Tech & Work World

Quick Hits

Just in...

What’s a full stack developer?

Earlier this on the Under Development podcast week Bill and I discussed full stack developers in the context of working in a large company. There was also a fun discussion of the odd idea that “a good manager makes themselves unneeded” and what that phrase actually means.

We solve all of OpenStack’s problems

(Podcast here if you don’t like video – who does?!)

I think our Software Defined Talk podcasts keeps getting better. In this week’s recording (video only up at the moment), you can see Brandon move aggressively into the “let me tell you what I really think” zone, which is awesome.

The audio quality of Google oHangouts has been crapping out, so we’ll be figuring out other options.

Don’t forget to just subscribe to the podcast feed to get episodes downloaded automatically.

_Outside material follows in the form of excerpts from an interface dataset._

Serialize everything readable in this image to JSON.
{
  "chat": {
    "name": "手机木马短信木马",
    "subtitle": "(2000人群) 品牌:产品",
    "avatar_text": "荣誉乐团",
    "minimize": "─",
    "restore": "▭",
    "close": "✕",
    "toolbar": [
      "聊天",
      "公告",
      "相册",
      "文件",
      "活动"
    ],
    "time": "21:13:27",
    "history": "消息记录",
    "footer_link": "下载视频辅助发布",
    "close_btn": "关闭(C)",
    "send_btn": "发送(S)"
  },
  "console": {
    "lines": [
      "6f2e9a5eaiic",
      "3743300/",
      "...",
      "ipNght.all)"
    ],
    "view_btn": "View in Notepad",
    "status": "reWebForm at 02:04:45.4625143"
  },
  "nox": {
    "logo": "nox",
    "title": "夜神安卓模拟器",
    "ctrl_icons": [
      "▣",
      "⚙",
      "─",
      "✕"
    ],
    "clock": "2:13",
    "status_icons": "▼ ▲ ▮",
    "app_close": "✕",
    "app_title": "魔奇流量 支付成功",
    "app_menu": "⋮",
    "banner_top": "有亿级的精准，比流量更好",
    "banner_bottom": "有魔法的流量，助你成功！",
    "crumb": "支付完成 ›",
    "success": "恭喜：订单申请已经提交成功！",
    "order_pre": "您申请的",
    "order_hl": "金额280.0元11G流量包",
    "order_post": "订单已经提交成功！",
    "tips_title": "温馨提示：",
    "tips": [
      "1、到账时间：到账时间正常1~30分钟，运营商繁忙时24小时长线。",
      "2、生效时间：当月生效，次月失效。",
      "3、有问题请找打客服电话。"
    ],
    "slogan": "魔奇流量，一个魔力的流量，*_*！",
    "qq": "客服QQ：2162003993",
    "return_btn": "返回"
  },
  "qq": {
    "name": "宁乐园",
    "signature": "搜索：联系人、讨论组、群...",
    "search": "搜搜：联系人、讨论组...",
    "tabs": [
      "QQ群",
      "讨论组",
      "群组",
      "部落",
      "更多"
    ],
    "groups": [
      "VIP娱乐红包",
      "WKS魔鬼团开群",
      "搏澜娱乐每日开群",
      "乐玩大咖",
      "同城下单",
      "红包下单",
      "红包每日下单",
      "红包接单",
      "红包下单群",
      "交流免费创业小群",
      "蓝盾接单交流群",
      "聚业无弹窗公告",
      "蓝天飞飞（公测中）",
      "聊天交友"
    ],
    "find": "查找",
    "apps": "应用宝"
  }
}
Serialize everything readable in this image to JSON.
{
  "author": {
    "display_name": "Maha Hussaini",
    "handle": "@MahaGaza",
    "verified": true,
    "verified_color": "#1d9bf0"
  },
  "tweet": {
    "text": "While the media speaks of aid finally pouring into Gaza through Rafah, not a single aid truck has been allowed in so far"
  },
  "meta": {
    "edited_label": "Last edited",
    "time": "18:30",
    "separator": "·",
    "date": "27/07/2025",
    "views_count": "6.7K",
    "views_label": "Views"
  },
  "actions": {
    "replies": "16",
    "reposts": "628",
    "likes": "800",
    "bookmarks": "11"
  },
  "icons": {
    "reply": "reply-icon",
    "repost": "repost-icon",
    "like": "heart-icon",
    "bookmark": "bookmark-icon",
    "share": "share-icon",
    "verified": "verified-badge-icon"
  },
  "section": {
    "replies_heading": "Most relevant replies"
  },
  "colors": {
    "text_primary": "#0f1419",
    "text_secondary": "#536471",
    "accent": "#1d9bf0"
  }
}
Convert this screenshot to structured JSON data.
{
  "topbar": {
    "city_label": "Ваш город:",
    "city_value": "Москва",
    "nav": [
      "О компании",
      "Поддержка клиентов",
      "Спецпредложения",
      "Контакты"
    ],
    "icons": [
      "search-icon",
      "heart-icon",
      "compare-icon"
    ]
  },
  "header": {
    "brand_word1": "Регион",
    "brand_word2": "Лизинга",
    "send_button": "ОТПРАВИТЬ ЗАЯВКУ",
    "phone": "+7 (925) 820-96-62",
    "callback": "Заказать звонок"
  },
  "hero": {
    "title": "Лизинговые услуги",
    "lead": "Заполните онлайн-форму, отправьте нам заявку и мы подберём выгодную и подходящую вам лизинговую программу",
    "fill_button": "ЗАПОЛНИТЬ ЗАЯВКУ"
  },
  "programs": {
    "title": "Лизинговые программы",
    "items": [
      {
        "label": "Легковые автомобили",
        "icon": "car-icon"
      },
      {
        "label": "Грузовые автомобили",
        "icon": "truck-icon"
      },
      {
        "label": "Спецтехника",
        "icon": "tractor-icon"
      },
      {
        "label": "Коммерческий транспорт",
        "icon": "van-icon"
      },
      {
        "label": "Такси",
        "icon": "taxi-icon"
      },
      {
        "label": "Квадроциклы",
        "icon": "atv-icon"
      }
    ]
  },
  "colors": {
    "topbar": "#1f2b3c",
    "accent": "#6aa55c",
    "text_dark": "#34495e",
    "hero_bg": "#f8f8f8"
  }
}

Fun & IRL

El-P and Killer Mike

I noticed there’s a new Run the Jewels album coming out, which made me go back and check if they’d added the first album in Spotify. They have!

I love that El-P sound.